Records provided |
..........
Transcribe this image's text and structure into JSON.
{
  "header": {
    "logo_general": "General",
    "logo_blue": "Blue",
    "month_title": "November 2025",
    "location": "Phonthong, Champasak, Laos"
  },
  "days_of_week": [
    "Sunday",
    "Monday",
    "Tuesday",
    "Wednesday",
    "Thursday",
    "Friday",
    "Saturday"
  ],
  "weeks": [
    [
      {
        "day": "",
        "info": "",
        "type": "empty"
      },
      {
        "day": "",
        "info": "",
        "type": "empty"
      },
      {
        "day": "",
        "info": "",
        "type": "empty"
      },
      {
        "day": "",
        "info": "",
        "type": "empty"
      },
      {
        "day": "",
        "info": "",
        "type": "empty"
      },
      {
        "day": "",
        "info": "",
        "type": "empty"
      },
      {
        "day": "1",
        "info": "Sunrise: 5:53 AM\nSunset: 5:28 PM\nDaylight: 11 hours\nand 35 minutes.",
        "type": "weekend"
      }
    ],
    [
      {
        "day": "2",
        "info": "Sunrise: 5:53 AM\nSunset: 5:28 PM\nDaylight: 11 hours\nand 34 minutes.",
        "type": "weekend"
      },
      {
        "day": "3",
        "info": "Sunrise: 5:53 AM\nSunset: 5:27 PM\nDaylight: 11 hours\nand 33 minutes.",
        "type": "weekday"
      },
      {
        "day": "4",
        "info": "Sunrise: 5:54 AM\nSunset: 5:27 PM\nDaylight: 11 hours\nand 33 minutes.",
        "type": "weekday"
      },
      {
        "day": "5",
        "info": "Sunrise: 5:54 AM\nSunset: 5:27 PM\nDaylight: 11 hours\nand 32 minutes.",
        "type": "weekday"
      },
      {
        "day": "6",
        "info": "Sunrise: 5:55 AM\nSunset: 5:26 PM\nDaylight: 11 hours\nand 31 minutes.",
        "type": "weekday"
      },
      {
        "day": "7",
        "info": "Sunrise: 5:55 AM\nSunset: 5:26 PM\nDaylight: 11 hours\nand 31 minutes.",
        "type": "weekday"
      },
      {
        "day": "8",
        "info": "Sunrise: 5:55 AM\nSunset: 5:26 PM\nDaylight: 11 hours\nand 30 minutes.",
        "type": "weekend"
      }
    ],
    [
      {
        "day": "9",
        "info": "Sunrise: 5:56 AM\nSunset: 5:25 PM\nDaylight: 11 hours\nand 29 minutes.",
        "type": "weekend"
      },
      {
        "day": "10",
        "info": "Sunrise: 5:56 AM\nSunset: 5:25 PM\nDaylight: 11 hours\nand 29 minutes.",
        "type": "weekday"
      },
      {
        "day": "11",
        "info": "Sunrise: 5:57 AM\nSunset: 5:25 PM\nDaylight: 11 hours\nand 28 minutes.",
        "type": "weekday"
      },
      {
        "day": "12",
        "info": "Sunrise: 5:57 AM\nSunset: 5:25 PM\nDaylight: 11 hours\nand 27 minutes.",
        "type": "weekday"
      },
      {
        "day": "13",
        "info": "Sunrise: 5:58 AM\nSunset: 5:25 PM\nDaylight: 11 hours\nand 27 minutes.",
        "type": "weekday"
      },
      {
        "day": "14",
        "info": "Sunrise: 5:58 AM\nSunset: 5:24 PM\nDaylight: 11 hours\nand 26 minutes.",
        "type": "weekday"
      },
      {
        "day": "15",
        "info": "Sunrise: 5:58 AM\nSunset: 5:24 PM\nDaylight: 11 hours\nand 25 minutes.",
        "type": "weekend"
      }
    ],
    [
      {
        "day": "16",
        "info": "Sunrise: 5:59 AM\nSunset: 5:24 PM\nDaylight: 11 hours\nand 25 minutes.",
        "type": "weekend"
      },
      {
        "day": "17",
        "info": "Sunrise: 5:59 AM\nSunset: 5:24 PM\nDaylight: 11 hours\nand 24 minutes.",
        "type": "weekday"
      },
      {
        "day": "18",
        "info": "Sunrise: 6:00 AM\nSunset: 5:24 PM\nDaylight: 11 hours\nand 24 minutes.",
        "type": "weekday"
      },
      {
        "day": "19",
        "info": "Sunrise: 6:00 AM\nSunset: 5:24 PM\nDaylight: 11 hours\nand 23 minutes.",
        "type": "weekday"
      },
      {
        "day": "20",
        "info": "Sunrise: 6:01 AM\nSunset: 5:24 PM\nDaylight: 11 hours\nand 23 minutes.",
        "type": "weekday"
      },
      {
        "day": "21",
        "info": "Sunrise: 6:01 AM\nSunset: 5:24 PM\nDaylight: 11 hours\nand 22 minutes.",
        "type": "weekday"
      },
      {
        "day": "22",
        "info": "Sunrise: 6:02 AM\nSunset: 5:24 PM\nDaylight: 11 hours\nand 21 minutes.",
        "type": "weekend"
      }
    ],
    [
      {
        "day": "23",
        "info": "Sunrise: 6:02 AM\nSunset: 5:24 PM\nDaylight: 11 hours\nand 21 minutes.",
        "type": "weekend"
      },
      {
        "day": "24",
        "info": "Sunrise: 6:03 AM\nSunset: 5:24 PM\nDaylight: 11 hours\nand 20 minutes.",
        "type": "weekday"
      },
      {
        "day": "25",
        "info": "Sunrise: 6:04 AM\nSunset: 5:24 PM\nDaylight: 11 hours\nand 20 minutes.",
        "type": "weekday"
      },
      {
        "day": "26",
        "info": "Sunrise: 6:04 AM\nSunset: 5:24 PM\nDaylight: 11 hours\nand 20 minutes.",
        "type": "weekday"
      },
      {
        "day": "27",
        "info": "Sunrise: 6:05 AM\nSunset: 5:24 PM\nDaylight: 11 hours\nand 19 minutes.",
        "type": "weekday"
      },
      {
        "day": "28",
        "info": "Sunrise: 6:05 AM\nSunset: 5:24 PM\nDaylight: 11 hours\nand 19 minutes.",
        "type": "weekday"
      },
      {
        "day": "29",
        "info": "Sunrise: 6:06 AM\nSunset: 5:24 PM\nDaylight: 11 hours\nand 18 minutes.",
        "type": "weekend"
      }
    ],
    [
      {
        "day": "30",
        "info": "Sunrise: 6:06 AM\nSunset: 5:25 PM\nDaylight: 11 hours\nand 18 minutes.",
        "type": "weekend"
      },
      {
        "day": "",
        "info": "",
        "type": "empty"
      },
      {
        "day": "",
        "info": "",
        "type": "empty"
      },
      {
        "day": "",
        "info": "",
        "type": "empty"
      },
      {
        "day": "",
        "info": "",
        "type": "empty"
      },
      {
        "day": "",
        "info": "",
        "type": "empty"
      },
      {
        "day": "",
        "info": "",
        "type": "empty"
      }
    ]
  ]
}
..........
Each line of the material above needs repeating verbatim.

Task solution |
Transcribe this image's text and structure into JSON.
{
  "header": {
    "logo_general": "General",
    "logo_blue": "Blue",
    "month_title": "November 2025",
    "location": "Phonthong, Champasak, Laos"
  },
  "days_of_week": [
    "Sunday",
    "Monday",
    "Tuesday",
    "Wednesday",
    "Thursday",
    "Friday",
    "Saturday"
  ],
  "weeks": [
    [
      {
        "day": "",
        "info": "",
        "type": "empty"
      },
      {
        "day": "",
        "info": "",
        "type": "empty"
      },
      {
        "day": "",
        "info": "",
        "type": "empty"
      },
      {
        "day": "",
        "info": "",
        "type": "empty"
      },
      {
        "day": "",
        "info": "",
        "type": "empty"
      },
      {
        "day": "",
        "info": "",
        "type": "empty"
      },
      {
        "day": "1",
        "info": "Sunrise: 5:53 AM\nSunset: 5:28 PM\nDaylight: 11 hours\nand 35 minutes.",
        "type": "weekend"
      }
    ],
    [
      {
        "day": "2",
        "info": "Sunrise: 5:53 AM\nSunset: 5:28 PM\nDaylight: 11 hours\nand 34 minutes.",
        "type": "weekend"
      },
      {
        "day": "3",
        "info": "Sunrise: 5:53 AM\nSunset: 5:27 PM\nDaylight: 11 hours\nand 33 minutes.",
        "type": "weekday"
      },
      {
        "day": "4",
        "info": "Sunrise: 5:54 AM\nSunset: 5:27 PM\nDaylight: 11 hours\nand 33 minutes.",
        "type": "weekday"
      },
      {
        "day": "5",
        "info": "Sunrise: 5:54 AM\nSunset: 5:27 PM\nDaylight: 11 hours\nand 32 minutes.",
        "type": "weekday"
      },
      {
        "day": "6",
        "info": "Sunrise: 5:55 AM\nSunset: 5:26 PM\nDaylight: 11 hours\nand 31 minutes.",
        "type": "weekday"
      },
      {
        "day": "7",
        "info": "Sunrise: 5:55 AM\nSunset: 5:26 PM\nDaylight: 11 hours\nand 31 minutes.",
        "type": "weekday"
      },
      {
        "day": "8",
        "info": "Sunrise: 5:55 AM\nSunset: 5:26 PM\nDaylight: 11 hours\nand 30 minutes.",
        "type": "weekend"
      }
    ],
    [
      {
        "day": "9",
        "info": "Sunrise: 5:56 AM\nSunset: 5:25 PM\nDaylight: 11 hours\nand 29 minutes.",
        "type": "weekend"
      },
      {
        "day": "10",
        "info": "Sunrise: 5:56 AM\nSunset: 5:25 PM\nDaylight: 11 hours\nand 29 minutes.",
        "type": "weekday"
      },
      {
        "day": "11",
        "info": "Sunrise: 5:57 AM\nSunset: 5:25 PM\nDaylight: 11 hours\nand 28 minutes.",
        "type": "weekday"
      },
      {
        "day": "12",
        "info": "Sunrise: 5:57 AM\nSunset: 5:25 PM\nDaylight: 11 hours\nand 27 minutes.",
        "type": "weekday"
      },
      {
        "day": "13",
        "info": "Sunrise: 5:58 AM\nSunset: 5:25 PM\nDaylight: 11 hours\nand 27 minutes.",
        "type": "weekday"
      },
      {
        "day": "14",
        "info": "Sunrise: 5:58 AM\nSunset: 5:24 PM\nDaylight: 11 hours\nand 26 minutes.",
        "type": "weekday"
      },
      {
        "day": "15",
        "info": "Sunrise: 5:58 AM\nSunset: 5:24 PM\nDaylight: 11 hours\nand 25 minutes.",
        "type": "weekend"
      }
    ],
    [
      {
        "day": "16",
        "info": "Sunrise: 5:59 AM\nSunset: 5:24 PM\nDaylight: 11 hours\nand 25 minutes.",
        "type": "weekend"
      },
      {
        "day": "17",
        "info": "Sunrise: 5:59 AM\nSunset: 5:24 PM\nDaylight: 11 hours\nand 24 minutes.",
        "type": "weekday"
      },
      {
        "day": "18",
        "info": "Sunrise: 6:00 AM\nSunset: 5:24 PM\nDaylight: 11 hours\nand 24 minutes.",
        "type": "weekday"
      },
      {
        "day": "19",
        "info": "Sunrise: 6:00 AM\nSunset: 5:24 PM\nDaylight: 11 hours\nand 23 minutes.",
        "type": "weekday"
      },
      {
        "day": "20",
        "info": "Sunrise: 6:01 AM\nSunset: 5:24 PM\nDaylight: 11 hours\nand 23 minutes.",
        "type": "weekday"
      },
      {
        "day": "21",
        "info": "Sunrise: 6:01 AM\nSunset: 5:24 PM\nDaylight: 11 hours\nand 22 minutes.",
        "type": "weekday"
      },
      {
        "day": "22",
        "info": "Sunrise: 6:02 AM\nSunset: 5:24 PM\nDaylight: 11 hours\nand 21 minutes.",
        "type": "weekend"
      }
    ],
    [
      {
        "day": "23",
        "info": "Sunrise: 6:02 AM\nSunset: 5:24 PM\nDaylight: 11 hours\nand 21 minutes.",
        "type": "weekend"
      },
      {
        "day": "24",
        "info": "Sunrise: 6:03 AM\nSunset: 5:24 PM\nDaylight: 11 hours\nand 20 minutes.",
        "type": "weekday"
      },
      {
        "day": "25",
        "info": "Sunrise: 6:04 AM\nSunset: 5:24 PM\nDaylight: 11 hours\nand 20 minutes.",
        "type": "weekday"
      },
      {
        "day": "26",
        "info": "Sunrise: 6:04 AM\nSunset: 5:24 PM\nDaylight: 11 hours\nand 20 minutes.",
        "type": "weekday"
      },
      {
        "day": "27",
        "info": "Sunrise: 6:05 AM\nSunset: 5:24 PM\nDaylight: 11 hours\nand 19 minutes.",
        "type": "weekday"
      },
      {
        "day": "28",
        "info": "Sunrise: 6:05 AM\nSunset: 5:24 PM\nDaylight: 11 hours\nand 19 minutes.",
        "type": "weekday"
      },
      {
        "day": "29",
        "info": "Sunrise: 6:06 AM\nSunset: 5:24 PM\nDaylight: 11 hours\nand 18 minutes.",
        "type": "weekend"
      }
    ],
    [
      {
        "day": "30",
        "info": "Sunrise: 6:06 AM\nSunset: 5:25 PM\nDaylight: 11 hours\nand 18 minutes.",
        "type": "weekend"
      },
      {
        "day": "",
        "info": "",
        "type": "empty"
      },
      {
        "day": "",
        "info": "",
        "type": "empty"
      },
      {
        "day": "",
        "info": "",
        "type": "empty"
      },
      {
        "day": "",
        "info": "",
        "type": "empty"
      },
      {
        "day": "",
        "info": "",
        "type": "empty"
      },
      {
        "day": "",
        "info": "",
        "type": "empty"
      }
    ]
  ]
}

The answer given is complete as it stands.